Do not assign owner permission for subscriptions that are used in production!
The following code lets you create the Azure Private DNS zone and link it to the AKS cluster VNET.
Install-Module -Name Az.PrivateDns -Force
Now its time to deploy CoreDNS on the AKS cluster. To do this, you can use the deployment down below.
The .yaml file represents the configuration of CoreDNS - it consists of three Kubernetes objects:
- Service - used to expose the CoreDNS application with an Azure Load Balancer
- Config Map - the configuration of Core DNS
- Deployment - deployment of CoreDNS Pods
The .yaml file creates a config map which us used by CoreDNS to connect to Azure with the applied credentials for the specified DNS zone.
You can get more information about the Azure plugin for CoreDNS here.
In addition to the Azure plugin, we use the log, errors and cache plugins as well. This comes in handy for debugging and troubleshooting.
You might want to change the values of the deployment down below. You can use the same service principal for testing, but for production, you should limit the access to the DNS zone only.
The domain name must be all lower case in the config map! Otherwise the resolution will not work.
Connect to the AKS cluster:
Afterwards, we can use kubectl to manage the cluster:
kubectl create namespace dns
You can check the result with:
kubectl get pods -n dns
And it should look like this:
The last step is to set up the DNS delegation on the local DNS Server:
When setup is done, we can create a record in the zone:
$RecordSet = New-AzPrivateDnsRecordSet -Name server1 -RecordType A -ResourceGroupName dctest -ZoneName 'cloud.mydomain.com' -Ttl 3600
On the local DNS server, run the following command to check, if the resolution works:
Resolve-DnsName -Name 'server1.cloud.mydomain.com'
Check the CoreDNS logs:
kubectl get pods -n dns
Everything looks good 😎
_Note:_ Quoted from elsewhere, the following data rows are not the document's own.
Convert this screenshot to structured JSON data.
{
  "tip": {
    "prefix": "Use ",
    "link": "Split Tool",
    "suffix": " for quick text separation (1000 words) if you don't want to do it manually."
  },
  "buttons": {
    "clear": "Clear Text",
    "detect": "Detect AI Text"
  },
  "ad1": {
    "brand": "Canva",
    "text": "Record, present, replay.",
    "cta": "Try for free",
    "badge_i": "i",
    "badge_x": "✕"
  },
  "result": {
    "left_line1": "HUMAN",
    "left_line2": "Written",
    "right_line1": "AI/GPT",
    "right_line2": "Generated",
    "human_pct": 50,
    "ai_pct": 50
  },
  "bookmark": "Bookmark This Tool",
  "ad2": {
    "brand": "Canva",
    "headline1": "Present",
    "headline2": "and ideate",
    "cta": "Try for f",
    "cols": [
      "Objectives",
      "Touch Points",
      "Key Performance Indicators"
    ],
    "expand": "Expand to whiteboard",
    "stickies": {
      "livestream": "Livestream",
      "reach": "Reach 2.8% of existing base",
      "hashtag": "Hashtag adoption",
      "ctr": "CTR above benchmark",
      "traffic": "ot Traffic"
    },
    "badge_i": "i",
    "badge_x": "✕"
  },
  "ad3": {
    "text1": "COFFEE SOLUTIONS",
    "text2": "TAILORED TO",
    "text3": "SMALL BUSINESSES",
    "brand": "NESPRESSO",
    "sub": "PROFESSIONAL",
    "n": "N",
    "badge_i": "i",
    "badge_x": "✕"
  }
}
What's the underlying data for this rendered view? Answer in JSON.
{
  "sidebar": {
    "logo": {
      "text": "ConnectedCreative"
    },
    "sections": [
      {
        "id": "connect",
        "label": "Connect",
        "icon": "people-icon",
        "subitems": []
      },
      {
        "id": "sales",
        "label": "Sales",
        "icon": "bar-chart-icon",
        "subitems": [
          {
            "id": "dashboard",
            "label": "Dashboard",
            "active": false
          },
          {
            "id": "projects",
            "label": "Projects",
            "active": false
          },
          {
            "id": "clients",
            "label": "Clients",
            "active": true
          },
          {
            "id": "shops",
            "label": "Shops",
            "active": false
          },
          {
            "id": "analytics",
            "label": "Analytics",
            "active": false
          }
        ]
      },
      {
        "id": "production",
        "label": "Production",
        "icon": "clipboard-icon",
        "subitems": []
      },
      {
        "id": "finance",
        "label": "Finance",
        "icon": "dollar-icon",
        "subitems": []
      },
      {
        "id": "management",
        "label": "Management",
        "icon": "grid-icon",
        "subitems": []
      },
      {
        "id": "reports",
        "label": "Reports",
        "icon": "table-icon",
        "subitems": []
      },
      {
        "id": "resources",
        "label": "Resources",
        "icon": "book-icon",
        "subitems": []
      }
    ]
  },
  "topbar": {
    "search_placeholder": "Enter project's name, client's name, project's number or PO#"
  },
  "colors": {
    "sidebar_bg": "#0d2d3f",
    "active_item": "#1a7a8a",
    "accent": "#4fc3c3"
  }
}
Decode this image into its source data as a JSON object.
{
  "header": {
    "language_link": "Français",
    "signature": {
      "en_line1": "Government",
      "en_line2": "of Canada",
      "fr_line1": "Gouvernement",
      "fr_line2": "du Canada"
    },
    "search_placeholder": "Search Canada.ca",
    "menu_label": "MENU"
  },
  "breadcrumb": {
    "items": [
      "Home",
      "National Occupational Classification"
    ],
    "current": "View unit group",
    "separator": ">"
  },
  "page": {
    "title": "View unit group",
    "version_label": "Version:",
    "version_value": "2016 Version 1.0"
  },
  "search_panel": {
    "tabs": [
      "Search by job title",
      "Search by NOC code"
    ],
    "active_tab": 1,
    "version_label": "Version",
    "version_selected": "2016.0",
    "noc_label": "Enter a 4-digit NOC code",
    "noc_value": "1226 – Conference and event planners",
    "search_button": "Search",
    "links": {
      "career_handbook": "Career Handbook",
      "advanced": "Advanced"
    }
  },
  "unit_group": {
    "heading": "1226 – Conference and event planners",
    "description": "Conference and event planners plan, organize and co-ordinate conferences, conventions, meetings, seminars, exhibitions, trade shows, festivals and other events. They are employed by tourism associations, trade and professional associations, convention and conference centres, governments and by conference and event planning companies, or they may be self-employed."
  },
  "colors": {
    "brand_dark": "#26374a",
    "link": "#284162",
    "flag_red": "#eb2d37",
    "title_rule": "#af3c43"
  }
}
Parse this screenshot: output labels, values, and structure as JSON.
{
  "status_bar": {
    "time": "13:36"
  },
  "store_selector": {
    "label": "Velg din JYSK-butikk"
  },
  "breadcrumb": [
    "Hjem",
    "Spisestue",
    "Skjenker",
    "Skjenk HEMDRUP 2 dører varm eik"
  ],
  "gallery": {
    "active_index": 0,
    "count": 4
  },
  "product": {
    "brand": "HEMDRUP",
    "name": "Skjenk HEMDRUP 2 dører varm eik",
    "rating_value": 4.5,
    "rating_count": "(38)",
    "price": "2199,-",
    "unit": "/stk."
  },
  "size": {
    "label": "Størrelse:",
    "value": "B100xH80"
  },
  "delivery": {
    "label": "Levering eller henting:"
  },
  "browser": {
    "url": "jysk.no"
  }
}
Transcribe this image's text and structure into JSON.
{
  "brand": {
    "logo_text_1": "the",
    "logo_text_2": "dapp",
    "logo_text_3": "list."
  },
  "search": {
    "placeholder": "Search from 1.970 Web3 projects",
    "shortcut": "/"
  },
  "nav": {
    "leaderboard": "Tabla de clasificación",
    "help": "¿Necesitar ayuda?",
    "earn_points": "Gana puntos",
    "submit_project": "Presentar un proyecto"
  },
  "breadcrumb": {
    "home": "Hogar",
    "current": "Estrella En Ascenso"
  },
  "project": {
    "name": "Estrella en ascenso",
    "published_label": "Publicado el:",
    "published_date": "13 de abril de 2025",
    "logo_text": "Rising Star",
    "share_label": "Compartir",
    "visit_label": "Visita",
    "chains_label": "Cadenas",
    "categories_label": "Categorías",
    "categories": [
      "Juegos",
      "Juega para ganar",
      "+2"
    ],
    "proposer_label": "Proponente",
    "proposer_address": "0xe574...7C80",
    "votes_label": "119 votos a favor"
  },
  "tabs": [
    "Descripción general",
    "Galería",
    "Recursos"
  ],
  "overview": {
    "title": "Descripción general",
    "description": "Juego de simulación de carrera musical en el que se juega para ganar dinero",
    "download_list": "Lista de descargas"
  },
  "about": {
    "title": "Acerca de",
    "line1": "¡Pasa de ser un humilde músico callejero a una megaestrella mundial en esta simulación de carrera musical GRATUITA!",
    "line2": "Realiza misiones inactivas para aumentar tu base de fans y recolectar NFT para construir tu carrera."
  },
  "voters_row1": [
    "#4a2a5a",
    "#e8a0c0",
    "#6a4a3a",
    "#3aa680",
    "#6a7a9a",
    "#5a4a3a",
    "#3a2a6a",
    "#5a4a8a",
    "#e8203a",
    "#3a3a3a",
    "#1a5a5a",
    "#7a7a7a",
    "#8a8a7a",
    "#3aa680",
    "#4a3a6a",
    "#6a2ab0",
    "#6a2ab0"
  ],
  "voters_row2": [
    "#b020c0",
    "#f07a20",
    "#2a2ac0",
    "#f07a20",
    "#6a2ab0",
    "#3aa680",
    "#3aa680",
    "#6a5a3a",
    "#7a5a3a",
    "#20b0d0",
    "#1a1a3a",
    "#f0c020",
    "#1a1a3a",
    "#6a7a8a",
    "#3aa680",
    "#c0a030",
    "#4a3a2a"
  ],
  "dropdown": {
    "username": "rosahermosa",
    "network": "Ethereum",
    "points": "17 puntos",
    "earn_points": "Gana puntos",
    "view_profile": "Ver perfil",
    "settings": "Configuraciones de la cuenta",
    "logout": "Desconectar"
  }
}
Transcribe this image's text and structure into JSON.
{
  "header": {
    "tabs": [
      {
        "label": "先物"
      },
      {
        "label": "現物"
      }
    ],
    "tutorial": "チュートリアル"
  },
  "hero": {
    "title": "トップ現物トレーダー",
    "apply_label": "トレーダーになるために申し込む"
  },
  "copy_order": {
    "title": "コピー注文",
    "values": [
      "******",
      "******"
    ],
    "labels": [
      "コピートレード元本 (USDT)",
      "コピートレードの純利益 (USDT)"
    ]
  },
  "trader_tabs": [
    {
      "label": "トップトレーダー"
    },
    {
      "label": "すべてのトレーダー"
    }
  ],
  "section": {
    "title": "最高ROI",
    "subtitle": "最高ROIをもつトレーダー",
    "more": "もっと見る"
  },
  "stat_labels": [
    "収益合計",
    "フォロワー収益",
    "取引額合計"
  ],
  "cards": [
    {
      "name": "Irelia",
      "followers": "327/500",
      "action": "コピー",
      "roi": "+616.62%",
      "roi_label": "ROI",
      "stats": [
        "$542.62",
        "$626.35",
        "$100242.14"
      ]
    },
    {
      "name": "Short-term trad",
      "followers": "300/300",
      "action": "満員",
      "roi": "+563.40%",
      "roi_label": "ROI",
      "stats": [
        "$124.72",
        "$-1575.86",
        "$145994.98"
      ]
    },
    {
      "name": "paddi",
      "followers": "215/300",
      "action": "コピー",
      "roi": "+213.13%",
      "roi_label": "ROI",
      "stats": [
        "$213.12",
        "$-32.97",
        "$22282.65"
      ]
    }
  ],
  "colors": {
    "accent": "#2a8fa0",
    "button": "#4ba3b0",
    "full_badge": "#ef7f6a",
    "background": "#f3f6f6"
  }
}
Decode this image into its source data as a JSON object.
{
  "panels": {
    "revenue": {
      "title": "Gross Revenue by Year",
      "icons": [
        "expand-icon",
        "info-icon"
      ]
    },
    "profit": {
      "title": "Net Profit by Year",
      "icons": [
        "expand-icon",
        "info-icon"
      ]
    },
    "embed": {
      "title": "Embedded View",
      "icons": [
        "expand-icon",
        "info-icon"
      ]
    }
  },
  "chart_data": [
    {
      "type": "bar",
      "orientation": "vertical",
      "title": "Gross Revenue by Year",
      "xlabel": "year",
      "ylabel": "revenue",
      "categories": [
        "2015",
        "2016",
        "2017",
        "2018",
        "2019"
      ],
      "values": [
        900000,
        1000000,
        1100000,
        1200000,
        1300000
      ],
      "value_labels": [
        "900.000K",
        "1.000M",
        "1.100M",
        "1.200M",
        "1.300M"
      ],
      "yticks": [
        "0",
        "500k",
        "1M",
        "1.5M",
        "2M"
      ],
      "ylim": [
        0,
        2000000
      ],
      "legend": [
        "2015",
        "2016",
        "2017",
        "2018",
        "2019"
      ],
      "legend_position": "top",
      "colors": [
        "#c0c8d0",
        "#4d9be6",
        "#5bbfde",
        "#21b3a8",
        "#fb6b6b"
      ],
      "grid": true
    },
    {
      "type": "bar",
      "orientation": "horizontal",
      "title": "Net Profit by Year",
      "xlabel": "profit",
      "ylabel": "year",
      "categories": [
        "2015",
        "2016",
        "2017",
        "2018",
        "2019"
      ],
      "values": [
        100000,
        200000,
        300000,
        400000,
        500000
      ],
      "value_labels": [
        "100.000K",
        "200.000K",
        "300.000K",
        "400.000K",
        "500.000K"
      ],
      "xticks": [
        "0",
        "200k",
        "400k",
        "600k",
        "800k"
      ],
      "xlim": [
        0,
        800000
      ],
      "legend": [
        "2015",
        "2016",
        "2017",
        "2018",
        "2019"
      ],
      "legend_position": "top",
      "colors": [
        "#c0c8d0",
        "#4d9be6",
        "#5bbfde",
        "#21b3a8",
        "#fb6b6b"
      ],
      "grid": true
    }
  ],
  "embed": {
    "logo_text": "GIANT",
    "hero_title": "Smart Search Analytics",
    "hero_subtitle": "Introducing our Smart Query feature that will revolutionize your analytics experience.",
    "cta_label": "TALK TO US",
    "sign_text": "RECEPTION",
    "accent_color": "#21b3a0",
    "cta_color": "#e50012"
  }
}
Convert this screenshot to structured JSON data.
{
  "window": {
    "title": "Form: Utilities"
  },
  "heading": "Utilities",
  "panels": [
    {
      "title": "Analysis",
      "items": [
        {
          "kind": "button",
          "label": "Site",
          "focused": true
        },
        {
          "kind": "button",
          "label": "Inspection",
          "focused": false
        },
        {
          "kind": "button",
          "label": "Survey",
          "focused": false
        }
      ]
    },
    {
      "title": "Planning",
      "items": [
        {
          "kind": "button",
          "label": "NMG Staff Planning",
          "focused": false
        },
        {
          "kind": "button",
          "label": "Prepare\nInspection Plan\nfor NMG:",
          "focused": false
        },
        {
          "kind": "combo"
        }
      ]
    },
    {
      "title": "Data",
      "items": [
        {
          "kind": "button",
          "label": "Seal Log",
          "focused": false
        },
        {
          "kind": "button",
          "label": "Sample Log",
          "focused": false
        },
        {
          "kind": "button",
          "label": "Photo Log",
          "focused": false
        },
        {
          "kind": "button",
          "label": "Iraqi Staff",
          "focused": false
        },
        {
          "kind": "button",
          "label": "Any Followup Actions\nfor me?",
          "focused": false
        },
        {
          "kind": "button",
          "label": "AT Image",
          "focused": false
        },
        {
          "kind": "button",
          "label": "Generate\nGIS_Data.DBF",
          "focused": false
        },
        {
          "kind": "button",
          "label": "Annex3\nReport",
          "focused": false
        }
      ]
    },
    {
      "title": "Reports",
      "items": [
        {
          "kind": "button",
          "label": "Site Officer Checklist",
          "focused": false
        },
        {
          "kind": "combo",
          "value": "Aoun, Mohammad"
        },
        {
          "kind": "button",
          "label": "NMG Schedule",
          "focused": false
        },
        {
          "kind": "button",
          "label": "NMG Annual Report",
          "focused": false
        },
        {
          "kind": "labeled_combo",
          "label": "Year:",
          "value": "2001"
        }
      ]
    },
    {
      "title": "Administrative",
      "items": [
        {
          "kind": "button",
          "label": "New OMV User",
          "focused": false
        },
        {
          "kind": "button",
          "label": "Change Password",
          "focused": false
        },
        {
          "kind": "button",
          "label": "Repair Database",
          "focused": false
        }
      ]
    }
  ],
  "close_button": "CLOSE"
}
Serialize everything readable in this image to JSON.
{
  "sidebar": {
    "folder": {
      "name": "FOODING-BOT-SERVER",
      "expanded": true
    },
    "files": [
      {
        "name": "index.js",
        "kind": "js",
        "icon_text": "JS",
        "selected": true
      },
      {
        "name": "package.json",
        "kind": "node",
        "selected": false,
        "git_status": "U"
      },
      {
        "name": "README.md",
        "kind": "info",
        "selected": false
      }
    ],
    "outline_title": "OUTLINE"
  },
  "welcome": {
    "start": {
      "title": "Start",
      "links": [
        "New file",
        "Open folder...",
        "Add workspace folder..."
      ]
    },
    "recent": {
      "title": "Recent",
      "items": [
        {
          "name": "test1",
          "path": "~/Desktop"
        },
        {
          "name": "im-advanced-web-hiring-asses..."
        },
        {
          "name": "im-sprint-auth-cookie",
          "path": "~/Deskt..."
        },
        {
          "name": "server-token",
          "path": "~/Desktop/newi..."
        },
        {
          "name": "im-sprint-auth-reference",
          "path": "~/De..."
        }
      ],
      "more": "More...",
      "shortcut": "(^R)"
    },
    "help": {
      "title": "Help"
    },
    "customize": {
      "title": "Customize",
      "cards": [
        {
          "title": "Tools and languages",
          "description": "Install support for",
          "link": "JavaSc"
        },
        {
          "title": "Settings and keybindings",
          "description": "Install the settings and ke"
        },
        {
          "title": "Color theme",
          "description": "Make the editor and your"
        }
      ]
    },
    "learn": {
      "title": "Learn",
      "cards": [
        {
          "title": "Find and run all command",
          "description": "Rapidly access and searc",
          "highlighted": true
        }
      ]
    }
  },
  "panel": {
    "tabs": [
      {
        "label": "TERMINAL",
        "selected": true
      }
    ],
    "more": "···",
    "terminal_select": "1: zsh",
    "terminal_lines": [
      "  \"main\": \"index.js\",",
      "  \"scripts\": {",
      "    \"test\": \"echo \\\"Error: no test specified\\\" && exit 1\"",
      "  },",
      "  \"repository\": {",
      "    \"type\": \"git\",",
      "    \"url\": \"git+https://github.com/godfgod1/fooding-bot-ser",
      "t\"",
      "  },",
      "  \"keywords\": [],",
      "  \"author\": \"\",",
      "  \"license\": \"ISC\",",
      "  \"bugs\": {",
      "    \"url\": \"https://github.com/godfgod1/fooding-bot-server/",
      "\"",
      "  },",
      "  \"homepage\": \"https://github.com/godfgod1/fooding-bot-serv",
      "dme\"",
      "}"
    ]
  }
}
Now you can resolve DNS names managed in a Azure Private DNS Zone from any client in your network, that uses the local DNS server.
I hope you liked the post, you can also checkout my first post about hybrid DNS on Azure here.